Bridging Superfund Site Based Bioavailable Extracts with Biology
Project Leader: Kim A. Anderson
Grant Number: P42ES016465
Funding Period: 2009-2025
Project Summary (2013-2020)
The organizations that remediate Superfund sites face the challenge of how to measure success; i.e., how to assess the changes in the bioavailability of contaminants. They need quantitative tools that can characterize contaminants and predict their risk to local organisms and humans. Non-chemical factors such as ultra-violet radiation can transform the parent compounds into unmonitored chemicals that can change the toxicity of waters and sediments.
To address this issue, the research team has developed passive sampling devices (PSDs) that can sequester thousands of bioavailable chemicals.
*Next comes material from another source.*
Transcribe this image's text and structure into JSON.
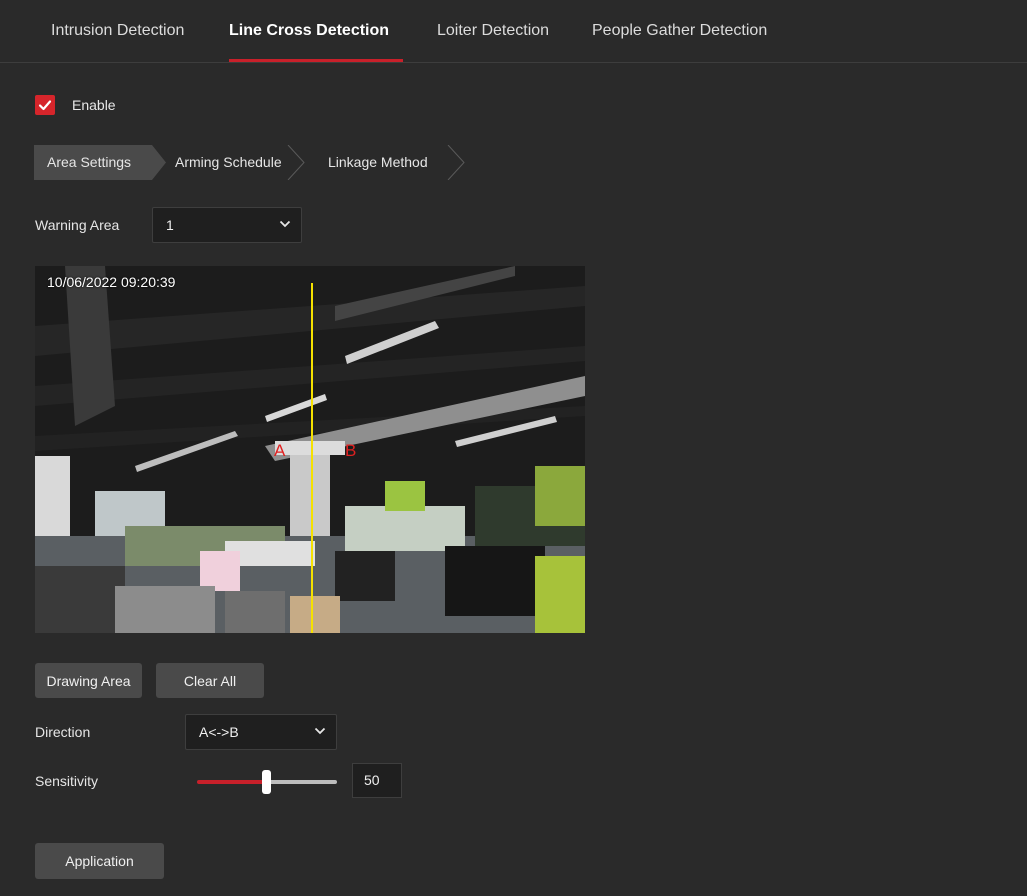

These devices can help regulatory agencies to evaluate new remediation technologies that may either produce or release previously unmonitored chemicals. These PSDs are now sequestering chemicals at multiple Superfund sites, where they capture relevant organic compounds, including hydrophilic and semi-polar contaminants.
The research team is testing the hypotheses that:
- PSDs sequester realistic and relevant mixtures from Superfund sites
- PSDs can help researchers to characterize exposure accurately
- PSDs can simplify toxicity assessments
- PSDs can evaluate the effectiveness of remediation, considering not only the target contaminants but also any perturbations of the system that the remediation technologies may have induced
- PSDs can serve as biological surrogates in public health assessments of Superfund sites.
The researchers are developing a set of widely applicable bio-analytical tools and integrating these tools with bioassays to characterize Superfund sediments. The research team assumes that a small minority of the chemicals at Superfund sites are responsible for the majority of the toxicity. They are applying stressors to PSD extracts and characterizing the chemical and biological effects. The researchers are delivering methods and tools to assess the impact of non-chemical/chemical stressors that act on Superfund mixtures during natural transformation processes and remediation.
The research team is also developing PSD-bioaccumulation models that can predict chemical load in aquatic tissues with useful accuracy on the basis of measured PSD extracts. The ability to predict aquatic tissues from PSD extracts will enable Superfund managers and public health officials to collect data with better temporal and spatial resolution.